Analyzing Minor Threats “Salad Days”
Minor Threat’s “Salad Days”, describes the end a youthful time in one’s life and the reassurance that there is no turning back, stressing the importance of living life to its fullest potential.
The preservation of youth is an important topic addressed by Minor Threat in “Salad Days”. In the excerpt, “Wishing for the days when I first wore this suit,” can express a feeling of regret for not considering the valuableness of youth. The hope that maybe one can stay young is diminished by society’s views on midlife children, or the anxieties caused by experiences in everyday life. The term “suit”, may represent the physical body, and the line “when I first wore this suit,” can illustrate when an individual was born. This can show the common urge for a time in one’s life, when it was accepted to be inexperienced. The lines “But I stay on, I stay on Where do I get off? On to greener pastures,” can represent a youth waiting to become an adult. It can signify the feeling of still being young even if one was at the age of maturity. It can also represent a child’s idea of being an adult, and the assumption that life gets easier with age.
The struggles to meet expectations set when in times of youth are described by Minor Threat in the lines, “Baby has grown older, It’s no longer cute,” and, “Baby has grown ugly, It’s no longer cute”. These separate statements can represent a parent struggling to repudiate their past expectations and accept their offspring for what they have become. It can also denote the strife of the child, who cannot meet expectations set by their parents, or society. The quote shows that as an individual reaches the standard age of adulthood their state of mind doesn’t exactly change with their new age. This portion simply expresses how fast time passes and how people aren’t aware until it’s too late.

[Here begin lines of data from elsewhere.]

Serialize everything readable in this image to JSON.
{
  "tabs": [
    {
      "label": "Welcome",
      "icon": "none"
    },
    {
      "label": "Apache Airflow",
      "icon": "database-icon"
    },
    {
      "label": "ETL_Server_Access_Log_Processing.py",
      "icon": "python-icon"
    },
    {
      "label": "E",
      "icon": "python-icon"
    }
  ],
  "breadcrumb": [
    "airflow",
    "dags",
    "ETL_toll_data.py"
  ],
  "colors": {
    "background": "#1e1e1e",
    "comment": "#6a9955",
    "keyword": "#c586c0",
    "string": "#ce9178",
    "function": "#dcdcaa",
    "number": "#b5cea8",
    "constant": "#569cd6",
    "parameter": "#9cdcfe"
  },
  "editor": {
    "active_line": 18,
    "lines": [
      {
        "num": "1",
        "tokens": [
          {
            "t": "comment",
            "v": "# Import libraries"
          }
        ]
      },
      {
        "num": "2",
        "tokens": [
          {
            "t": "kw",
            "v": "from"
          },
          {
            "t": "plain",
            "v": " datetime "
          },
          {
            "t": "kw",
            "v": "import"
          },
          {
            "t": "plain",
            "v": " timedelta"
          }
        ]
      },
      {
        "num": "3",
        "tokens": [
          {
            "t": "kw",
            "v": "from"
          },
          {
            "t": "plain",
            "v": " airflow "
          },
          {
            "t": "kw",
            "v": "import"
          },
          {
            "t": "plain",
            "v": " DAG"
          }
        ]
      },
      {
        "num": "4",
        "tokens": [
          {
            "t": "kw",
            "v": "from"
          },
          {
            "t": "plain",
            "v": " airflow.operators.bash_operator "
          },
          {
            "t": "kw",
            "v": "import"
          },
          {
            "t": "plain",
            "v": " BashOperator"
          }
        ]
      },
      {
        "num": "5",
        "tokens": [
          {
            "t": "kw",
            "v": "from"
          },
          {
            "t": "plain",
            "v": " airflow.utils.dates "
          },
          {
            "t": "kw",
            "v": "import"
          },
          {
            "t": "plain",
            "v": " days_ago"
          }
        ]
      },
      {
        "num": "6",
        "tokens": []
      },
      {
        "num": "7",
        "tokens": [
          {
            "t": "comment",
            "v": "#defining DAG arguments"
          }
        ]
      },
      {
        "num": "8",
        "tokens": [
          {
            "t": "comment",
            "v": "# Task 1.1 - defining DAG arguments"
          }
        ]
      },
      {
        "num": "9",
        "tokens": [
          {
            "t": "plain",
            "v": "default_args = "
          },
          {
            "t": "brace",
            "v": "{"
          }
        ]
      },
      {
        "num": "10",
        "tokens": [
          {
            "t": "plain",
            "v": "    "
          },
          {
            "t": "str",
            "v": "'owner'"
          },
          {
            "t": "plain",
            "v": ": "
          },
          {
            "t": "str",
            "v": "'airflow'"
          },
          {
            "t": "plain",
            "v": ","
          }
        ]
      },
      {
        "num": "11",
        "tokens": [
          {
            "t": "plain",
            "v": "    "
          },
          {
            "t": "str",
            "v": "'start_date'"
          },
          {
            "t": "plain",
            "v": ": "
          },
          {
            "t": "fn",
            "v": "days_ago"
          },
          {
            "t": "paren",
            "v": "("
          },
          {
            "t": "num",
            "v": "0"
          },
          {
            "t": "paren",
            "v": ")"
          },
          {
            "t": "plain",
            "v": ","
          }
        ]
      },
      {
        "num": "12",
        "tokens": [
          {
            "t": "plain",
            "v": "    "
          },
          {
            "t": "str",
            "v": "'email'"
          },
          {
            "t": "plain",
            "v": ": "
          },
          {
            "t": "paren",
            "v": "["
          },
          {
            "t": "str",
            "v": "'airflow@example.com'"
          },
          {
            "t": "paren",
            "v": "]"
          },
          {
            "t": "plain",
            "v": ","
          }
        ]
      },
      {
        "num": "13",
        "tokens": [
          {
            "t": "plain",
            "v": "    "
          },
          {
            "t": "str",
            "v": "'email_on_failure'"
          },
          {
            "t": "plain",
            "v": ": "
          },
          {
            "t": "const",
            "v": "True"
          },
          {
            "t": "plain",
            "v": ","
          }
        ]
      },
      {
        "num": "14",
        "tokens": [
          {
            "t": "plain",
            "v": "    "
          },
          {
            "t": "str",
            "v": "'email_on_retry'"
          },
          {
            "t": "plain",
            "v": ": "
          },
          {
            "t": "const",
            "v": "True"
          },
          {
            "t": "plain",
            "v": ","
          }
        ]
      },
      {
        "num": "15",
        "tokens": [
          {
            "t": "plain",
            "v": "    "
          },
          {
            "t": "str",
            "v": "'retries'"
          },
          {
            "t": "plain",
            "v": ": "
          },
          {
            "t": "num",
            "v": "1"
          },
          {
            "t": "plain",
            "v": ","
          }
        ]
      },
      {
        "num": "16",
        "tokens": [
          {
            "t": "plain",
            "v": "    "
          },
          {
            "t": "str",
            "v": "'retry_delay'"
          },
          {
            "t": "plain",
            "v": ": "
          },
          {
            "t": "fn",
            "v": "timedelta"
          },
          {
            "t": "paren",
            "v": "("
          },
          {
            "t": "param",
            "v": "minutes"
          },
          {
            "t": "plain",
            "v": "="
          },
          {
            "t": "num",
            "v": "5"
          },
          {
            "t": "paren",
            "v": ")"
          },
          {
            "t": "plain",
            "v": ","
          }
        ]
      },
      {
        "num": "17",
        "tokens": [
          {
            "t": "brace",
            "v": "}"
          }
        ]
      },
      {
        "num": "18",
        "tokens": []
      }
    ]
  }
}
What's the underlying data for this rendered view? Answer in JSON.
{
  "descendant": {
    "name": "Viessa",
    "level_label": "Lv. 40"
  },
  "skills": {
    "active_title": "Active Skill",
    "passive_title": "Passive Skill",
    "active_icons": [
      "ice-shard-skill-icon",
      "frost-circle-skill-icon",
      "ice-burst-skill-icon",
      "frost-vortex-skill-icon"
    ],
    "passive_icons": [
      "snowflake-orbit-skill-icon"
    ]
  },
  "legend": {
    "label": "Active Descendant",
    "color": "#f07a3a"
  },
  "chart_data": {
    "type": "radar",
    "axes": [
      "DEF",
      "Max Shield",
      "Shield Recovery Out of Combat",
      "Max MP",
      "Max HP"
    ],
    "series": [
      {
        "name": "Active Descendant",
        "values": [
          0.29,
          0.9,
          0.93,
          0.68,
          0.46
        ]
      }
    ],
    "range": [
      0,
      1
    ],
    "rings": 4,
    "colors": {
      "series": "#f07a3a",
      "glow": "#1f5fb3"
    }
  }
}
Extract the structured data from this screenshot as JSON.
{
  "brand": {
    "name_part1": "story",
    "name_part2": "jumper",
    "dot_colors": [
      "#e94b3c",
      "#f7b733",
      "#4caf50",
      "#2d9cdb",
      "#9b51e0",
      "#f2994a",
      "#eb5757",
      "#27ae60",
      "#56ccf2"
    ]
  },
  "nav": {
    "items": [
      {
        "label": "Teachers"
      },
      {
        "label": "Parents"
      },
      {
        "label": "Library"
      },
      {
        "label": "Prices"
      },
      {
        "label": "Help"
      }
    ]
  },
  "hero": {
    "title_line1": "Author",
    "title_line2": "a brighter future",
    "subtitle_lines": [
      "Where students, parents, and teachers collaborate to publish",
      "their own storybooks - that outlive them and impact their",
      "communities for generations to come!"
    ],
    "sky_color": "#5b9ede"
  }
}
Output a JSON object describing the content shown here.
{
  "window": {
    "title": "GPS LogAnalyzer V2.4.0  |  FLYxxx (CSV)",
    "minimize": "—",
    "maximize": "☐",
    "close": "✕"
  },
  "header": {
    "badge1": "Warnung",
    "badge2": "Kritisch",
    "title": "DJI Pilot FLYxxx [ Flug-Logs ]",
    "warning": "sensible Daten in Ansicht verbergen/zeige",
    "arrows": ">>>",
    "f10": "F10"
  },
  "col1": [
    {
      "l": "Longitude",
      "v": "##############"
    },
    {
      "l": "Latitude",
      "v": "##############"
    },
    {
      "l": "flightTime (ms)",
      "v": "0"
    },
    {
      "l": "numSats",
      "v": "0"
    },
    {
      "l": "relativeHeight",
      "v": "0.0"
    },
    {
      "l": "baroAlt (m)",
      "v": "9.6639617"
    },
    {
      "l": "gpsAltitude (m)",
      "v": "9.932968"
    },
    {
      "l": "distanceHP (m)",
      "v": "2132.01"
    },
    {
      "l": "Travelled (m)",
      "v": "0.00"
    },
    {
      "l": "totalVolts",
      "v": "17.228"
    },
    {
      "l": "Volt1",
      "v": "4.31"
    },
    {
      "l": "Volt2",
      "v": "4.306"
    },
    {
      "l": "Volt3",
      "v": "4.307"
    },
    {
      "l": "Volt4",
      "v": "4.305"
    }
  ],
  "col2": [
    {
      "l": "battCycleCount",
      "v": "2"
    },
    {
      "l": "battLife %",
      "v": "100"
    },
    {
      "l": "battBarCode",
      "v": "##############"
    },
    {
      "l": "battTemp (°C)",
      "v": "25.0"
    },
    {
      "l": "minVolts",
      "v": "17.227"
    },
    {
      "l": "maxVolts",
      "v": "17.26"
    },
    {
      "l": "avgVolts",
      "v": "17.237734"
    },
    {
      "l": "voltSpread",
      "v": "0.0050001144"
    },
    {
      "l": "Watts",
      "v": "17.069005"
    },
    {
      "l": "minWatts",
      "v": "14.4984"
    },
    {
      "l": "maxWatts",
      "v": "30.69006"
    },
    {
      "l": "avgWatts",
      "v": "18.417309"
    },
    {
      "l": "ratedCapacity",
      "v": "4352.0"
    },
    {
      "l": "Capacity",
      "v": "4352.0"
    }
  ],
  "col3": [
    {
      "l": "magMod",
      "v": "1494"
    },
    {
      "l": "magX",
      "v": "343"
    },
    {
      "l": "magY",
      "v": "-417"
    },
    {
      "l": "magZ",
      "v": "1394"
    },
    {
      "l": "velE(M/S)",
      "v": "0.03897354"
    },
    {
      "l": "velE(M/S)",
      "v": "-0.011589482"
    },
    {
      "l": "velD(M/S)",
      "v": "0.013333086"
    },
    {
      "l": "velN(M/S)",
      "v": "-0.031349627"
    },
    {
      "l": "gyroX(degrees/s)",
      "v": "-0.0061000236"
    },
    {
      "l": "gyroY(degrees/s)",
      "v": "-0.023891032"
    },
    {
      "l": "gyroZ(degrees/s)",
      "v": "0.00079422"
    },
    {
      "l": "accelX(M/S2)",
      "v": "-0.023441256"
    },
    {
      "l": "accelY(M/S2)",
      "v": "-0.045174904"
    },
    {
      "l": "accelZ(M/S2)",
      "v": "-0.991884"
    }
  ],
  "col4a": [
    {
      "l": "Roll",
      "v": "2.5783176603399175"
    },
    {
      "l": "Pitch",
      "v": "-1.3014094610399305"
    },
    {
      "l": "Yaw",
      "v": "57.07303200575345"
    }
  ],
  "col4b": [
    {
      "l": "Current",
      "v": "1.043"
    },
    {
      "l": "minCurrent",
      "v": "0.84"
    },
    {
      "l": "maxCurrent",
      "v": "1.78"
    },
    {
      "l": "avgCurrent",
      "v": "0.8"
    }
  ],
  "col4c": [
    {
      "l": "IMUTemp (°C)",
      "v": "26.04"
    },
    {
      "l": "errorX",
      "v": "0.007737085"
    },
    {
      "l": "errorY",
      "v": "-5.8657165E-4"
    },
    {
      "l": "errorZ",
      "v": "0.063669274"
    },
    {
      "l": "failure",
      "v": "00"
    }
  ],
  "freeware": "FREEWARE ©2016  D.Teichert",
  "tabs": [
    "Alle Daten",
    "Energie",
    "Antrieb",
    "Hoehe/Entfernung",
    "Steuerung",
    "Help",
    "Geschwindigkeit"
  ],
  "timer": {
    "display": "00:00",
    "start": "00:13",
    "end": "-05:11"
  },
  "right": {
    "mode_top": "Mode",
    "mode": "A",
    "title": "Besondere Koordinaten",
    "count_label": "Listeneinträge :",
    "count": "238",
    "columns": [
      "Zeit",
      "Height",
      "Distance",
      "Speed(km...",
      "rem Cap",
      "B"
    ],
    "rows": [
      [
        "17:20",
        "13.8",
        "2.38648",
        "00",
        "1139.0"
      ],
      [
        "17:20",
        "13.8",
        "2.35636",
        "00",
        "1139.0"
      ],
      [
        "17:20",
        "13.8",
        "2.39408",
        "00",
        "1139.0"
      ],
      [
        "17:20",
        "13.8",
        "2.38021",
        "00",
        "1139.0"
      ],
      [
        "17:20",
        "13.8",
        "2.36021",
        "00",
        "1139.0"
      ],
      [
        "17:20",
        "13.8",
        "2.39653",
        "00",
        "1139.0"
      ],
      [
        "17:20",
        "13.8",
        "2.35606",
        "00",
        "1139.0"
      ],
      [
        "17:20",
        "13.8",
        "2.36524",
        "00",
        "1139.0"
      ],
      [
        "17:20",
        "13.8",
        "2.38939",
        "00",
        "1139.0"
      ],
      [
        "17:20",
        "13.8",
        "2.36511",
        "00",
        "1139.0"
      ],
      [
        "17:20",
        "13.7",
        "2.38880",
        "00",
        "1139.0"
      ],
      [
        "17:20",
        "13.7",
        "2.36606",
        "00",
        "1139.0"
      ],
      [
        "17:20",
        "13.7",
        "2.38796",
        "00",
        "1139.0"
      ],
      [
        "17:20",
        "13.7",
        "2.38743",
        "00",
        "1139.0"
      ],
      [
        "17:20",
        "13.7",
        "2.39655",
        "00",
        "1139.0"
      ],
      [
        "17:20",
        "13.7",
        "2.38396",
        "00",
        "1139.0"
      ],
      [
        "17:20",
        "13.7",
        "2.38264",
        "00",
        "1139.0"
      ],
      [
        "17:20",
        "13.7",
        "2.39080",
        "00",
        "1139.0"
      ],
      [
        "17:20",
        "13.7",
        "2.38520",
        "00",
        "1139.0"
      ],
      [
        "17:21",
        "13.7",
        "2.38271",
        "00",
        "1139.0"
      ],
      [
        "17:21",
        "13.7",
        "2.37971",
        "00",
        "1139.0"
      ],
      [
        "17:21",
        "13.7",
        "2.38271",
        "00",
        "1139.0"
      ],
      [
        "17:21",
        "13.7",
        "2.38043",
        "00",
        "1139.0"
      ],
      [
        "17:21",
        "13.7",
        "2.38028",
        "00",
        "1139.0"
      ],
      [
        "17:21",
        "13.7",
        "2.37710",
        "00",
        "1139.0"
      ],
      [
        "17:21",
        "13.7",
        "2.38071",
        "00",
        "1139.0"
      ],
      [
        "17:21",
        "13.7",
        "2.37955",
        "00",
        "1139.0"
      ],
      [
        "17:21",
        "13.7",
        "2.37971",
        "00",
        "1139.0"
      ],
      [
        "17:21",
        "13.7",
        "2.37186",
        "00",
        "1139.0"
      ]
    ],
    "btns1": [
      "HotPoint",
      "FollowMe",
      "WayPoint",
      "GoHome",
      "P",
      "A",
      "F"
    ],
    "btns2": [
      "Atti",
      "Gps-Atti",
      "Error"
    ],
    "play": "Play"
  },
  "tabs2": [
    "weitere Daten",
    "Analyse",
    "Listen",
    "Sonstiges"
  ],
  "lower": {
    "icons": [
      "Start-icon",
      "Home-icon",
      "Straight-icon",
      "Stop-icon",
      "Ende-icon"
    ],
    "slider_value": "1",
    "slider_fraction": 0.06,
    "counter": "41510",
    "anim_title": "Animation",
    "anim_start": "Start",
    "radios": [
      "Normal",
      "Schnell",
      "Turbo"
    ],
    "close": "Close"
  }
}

The term “ugly”, can refer to an individual who changes from a sweet baby to a criminal. In the quote, “too many voices, they’ve made me mute,” the idea that peer pressures help mold you is stated. For example if an individual is demeaned multiple times they can develop an uneasiness to interact socially. The quote shows the effects of being told what’s wrong so many times, illustrating how it can make a person just give up on their aspirations’ completely. The quote can also express the fear of expressing one’s self, due to social anxieties or fear of conflict. As a person gets older they’re core beliefs and morals change, the quote, “The core has gotten soft,” puts that idea into a good perspective.
Minor Threat puts life in a different veiw, where either you live to die or live to live. The lines “But I stay on, I stay on Where do I get off? On to greener pastures,” can represent the many followers of religion, who set aside their true goals to dedicate their lives to making it into heaven. It describes the many people who believe every story and follow every law, no matter how brutal. The same people who live a whole life of worship only to make it to heaven.
One of the key messages to this song is to savor time. Life goes by fast and there is no way to go back. Minor Threat criticizes society for wasting time in the quote,” Look at us today We've gotten soft and fat Waiting for the moment, Its just no coming back”. This statement illustrates how lazy our society has become from the lack of effort. It is symbolized to “Dwell upon our memories,“and sit around waiting for excitement gets us nowhere. Life is what you make it, not how you made it. The passage emphasizes the importance of living each day to the fullest no matter what age. People don’t get anything accomplished waiting around living in memories. The blunt statement,” It’s just no coming back,” explains there is no way to relive your good times. In the excerpt, “Wishing for the days when I first wore this suit,” the desire to be reborn and relive ones childhood is expressed. The word “wished” was used to emphasize that it’s not possible in reality. No matter how hard you try theirs no going back to the past.
Minor Threat articulates the importance of living life to one’s own standards. Wasting time worrying what other people think can keep a person from accomplishing they’re true desires. In the last line, “there are no facts,” Minor Threat emphasizes the fact that there is no right way to have fun. If someone has fun robbing people they are still having fun. It doesn’t matter how society looks at it, as long as it feels fun to you, than you are having fun. The same goes for beliefs, If it feels right to you than follow it to the end.
In conclusion, Minor Threat’s “Salad Days” describes the end of youth. The pressures and desires of everyday life in this sensitive time are explained both upfront and paradoxically. They signify the importance of making each day memorable and not looking back.